Simulation model helps sort through energy cost variables — nursery vs. wean-to-finish housing.
As energy costs escalate, many pork producers are asking whether the economics of wean-to-finish barns vs. traditional nurseries and finishers has shifted.
To help answer the question, Iowa State University (ISU) Agricultural Engineer Jay Harmon built a simulation using a model developed with the cooperation of Murphy-Brown's western division located in Ames, IA.
“There are many variables that can be shifted around to affect the outcome, so some assumptions have to be made,” explains Harmon. “Actual energy usage may vary from the model results, but using a model helps to examine the magnitude of the impact of making changes.”
For the nursery, Harmon used a 1,000-head building with a preheated hallway. The nursery room was 50 × 72 ft. The wean-to-finish unit used in the simulation was a 40 × 200 ft., curtain-sided structure, also holding 1,000 head.
“I calculated what energy would be used during one week of operation based on the average January and April temperatures in central Iowa, which are 18.5°F and 49.8°F, respectively,” he explains. The model also assumed that both structures were ventilated at the proper rate.
Harmon ran the model using two different pig placement weights — 15 lb. and 35 lb. Here is what the simulation shows:
15-lb. pig placement: Both facilities were set at 85°F and 2 cfm/pig (cubic feet/minute/pig) for ventilation rate.
“In actuality, 2 cfm/pig is pretty difficult to achieve in a wean-to-finish unit, because most producers try to do this with two, 24-in. fans, which cannot effectively be run slow enough to accomplish that low ventilation rate. Consequently, wean-to-finish facilities are often over-ventilated. In a nursery, smaller fans are used, and therefore, over-ventilation is less likely,” Harmon explains.
In this scenario, the nursery would use about 200 gal. of propane for one week in January, while the wean-to-finish unit would use about 440 gal.
In April, with the same settings, the nursery would use about 70 gal. of propane for one week and the finisher would use about 200 gal., he says.

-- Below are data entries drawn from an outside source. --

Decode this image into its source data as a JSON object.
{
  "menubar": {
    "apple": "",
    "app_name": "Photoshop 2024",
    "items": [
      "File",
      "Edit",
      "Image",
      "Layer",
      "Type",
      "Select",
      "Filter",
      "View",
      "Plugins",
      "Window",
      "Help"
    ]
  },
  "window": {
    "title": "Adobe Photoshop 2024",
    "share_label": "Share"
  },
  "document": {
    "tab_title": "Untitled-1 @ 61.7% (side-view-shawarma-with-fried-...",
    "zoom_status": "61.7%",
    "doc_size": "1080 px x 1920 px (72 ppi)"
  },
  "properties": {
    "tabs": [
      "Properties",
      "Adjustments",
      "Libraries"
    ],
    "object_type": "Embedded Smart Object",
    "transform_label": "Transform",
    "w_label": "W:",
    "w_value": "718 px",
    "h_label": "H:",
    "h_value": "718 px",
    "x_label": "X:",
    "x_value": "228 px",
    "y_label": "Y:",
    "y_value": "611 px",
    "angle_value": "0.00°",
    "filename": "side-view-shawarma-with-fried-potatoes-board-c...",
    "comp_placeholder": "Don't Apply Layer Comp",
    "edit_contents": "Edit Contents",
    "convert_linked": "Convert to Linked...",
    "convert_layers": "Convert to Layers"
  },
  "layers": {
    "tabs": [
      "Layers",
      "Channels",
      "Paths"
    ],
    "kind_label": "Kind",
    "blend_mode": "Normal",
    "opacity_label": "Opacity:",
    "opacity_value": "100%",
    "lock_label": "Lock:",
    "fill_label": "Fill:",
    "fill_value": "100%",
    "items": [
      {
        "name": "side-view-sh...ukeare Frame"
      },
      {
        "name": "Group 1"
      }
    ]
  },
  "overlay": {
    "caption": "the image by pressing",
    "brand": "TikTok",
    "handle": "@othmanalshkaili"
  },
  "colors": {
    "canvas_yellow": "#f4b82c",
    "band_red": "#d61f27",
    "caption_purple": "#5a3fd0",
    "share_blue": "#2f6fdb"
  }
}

Although the actual numbers might vary, Harmon is confident that the wean-to-finish scenario will use about twice as much propane as the nursery.
“Heat loss through the building shell is the biggest difference,” he adds. “The nursery heaters will cycle as long as the outdoor temperature is lower than 63°F, and the wean-to-finish heaters will cycle as long as the outdoor temperature is lower than 73°F.”
35-lb. pig placement: Both the nursery and the wean-to-finish unit were set at 72°F and 2.5 cfm/pig ventilation rate.
In January, the nursery required minimal supplemental heat because the heaters only cycle when the outdoor temperature is below 16°F. The finisher would use about 190 gal. of propane per week because the heaters run whenever the outdoor temperature is below 38°F. Minimal supplemental heat would be required in either facility in April, he says.
If both buildings are managed similarly, the wean-to-finish facility would tend to use twice as much propane as the nursery for the first week after 15-lb. pigs are placed.
Finishing buildings are more likely to be over-ventilated because many use two, 24-in. fans on variable control, so actual savings could be greater. A better option is to use one, 24-in. fan so it will run fast enough to function properly. Nurseries generally use smaller fans and are more easily turned down to the proper rate. Over-ventilation is a huge source of energy loss; however, the cost of under-ventilating can be just as devastating due to the impact it may have on health and performance of the pigs.
Many wean-to-finish buildings use zone heating to conserve energy. If the temperature for 15-lb. pigs can be turned down 10°F — from 85 to 75°F — propane use would be reduced by about 25% (100 gal. for the first week, in this case). However, some of this savings would be offset by the cost of the brooder operation, Harmon reminds.